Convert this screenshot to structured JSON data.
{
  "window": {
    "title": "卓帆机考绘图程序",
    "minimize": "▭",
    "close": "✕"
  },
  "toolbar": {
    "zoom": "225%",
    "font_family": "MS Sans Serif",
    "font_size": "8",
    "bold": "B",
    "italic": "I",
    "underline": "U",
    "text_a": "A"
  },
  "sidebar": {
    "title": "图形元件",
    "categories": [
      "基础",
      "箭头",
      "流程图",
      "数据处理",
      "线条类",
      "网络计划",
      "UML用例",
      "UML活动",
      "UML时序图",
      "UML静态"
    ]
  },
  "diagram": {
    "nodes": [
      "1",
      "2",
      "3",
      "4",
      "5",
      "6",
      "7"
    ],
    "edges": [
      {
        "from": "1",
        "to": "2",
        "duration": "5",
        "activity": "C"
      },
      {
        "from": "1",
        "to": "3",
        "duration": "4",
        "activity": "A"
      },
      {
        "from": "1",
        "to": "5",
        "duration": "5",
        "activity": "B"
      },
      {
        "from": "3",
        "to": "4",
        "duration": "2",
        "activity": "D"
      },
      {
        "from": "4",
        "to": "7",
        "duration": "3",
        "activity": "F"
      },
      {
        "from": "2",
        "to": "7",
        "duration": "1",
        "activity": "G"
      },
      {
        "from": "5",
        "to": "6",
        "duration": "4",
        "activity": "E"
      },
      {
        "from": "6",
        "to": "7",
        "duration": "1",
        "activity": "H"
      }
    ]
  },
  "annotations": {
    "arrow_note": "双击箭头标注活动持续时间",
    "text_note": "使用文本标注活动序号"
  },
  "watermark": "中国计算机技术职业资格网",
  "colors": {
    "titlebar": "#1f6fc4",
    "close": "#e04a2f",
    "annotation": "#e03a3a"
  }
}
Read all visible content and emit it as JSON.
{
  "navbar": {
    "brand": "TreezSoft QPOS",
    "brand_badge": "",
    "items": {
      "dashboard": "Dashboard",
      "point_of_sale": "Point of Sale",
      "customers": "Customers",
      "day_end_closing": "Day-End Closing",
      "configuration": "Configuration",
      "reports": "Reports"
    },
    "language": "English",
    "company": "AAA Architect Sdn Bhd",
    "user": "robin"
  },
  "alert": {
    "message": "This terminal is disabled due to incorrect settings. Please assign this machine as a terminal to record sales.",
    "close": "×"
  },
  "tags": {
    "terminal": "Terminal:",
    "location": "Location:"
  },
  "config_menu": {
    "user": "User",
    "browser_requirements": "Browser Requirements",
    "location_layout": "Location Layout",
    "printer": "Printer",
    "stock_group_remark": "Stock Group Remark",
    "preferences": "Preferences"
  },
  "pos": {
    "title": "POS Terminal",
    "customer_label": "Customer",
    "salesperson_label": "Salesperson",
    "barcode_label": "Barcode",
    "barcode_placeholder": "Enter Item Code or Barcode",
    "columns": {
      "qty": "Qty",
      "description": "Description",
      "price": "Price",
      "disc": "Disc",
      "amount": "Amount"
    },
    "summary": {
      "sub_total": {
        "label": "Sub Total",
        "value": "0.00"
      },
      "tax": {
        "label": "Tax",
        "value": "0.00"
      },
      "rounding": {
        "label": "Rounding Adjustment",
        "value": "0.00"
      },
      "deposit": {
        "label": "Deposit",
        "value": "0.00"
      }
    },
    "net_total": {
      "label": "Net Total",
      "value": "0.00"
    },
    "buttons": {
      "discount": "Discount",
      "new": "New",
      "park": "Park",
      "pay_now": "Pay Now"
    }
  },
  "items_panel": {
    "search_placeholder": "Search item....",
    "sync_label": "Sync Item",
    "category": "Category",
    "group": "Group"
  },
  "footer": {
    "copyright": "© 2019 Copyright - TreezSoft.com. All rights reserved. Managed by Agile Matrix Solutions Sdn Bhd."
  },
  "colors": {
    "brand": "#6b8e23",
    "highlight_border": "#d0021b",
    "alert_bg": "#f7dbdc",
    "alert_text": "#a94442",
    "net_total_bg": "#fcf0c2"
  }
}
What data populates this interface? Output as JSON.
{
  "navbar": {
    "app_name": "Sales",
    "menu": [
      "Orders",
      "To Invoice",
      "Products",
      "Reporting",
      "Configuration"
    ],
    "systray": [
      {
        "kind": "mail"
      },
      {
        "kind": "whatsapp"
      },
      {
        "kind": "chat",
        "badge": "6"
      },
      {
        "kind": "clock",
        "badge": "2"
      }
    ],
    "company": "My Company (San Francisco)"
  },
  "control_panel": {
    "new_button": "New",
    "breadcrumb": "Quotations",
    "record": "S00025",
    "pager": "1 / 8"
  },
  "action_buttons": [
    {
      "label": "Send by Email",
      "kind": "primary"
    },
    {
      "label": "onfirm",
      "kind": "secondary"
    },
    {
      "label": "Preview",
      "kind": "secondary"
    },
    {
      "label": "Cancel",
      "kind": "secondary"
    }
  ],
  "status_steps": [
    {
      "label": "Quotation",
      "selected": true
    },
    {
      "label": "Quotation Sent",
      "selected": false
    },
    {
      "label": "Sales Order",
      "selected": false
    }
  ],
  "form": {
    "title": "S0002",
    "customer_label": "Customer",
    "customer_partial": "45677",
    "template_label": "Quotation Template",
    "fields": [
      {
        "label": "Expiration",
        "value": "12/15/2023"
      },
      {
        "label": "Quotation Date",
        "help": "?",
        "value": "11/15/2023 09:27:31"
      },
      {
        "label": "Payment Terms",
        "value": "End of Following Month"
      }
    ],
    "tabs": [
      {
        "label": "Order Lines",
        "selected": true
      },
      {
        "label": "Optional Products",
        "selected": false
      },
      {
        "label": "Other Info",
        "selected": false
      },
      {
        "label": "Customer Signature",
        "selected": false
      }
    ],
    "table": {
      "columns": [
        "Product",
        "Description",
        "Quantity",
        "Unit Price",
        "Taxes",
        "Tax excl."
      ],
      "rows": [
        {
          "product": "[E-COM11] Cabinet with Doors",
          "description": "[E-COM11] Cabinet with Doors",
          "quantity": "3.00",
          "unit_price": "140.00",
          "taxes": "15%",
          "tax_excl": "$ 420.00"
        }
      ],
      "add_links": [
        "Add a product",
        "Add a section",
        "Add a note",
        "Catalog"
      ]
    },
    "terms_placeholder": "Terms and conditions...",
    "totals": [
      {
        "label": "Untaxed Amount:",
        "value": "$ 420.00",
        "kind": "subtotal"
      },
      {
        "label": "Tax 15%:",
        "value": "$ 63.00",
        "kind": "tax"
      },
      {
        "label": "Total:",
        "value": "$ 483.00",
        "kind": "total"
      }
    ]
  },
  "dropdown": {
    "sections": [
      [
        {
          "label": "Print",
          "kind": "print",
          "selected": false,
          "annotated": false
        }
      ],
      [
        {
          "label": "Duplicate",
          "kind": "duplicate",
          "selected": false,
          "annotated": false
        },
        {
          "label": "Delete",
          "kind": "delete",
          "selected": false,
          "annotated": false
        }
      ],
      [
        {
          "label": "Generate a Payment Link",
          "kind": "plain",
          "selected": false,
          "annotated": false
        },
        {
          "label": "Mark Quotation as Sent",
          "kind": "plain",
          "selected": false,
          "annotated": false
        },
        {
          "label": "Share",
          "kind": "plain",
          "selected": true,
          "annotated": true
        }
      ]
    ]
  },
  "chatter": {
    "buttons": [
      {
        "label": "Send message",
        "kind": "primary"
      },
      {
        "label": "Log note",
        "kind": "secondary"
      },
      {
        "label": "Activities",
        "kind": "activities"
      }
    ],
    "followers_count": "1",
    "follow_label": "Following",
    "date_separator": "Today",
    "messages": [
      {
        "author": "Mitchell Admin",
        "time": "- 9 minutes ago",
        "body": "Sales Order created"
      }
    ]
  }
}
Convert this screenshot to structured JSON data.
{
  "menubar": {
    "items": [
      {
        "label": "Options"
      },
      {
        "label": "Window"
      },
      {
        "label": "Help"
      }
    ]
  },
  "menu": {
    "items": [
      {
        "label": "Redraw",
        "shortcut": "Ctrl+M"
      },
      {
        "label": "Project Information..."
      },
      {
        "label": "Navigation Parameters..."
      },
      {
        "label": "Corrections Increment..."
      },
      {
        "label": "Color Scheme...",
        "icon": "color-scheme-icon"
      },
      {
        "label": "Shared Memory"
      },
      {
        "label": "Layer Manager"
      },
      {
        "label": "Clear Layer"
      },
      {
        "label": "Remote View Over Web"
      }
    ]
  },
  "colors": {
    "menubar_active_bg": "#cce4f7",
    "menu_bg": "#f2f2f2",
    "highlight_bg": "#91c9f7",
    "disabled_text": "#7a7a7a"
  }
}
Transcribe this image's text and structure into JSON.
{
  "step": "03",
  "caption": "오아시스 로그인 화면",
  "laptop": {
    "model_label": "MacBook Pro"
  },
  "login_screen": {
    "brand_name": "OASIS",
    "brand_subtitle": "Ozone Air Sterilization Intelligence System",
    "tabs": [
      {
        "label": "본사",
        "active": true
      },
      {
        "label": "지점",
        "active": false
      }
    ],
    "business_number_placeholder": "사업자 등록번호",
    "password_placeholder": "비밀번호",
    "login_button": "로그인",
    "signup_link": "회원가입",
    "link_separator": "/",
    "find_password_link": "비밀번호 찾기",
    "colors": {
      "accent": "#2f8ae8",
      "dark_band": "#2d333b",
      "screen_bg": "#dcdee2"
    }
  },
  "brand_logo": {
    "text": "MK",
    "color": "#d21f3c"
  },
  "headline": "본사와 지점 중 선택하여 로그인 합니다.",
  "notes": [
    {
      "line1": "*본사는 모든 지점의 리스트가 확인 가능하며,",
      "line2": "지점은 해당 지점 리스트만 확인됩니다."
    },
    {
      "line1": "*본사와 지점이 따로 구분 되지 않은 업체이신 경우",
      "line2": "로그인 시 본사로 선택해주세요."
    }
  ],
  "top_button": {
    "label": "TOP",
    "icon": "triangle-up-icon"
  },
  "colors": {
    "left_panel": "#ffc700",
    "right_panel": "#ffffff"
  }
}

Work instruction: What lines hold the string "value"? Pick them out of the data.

Task answer:
        "value": "0.00"
        "value": "0.00"
        "value": "0.00"
        "value": "0.00"
      "value": "0.00"
        "value": "12/15/2023"
        "value": "11/15/2023 09:27:31"
        "value": "End of Following Month"
        "value": "$ 420.00",
        "value": "$ 63.00",
        "value": "$ 483.00",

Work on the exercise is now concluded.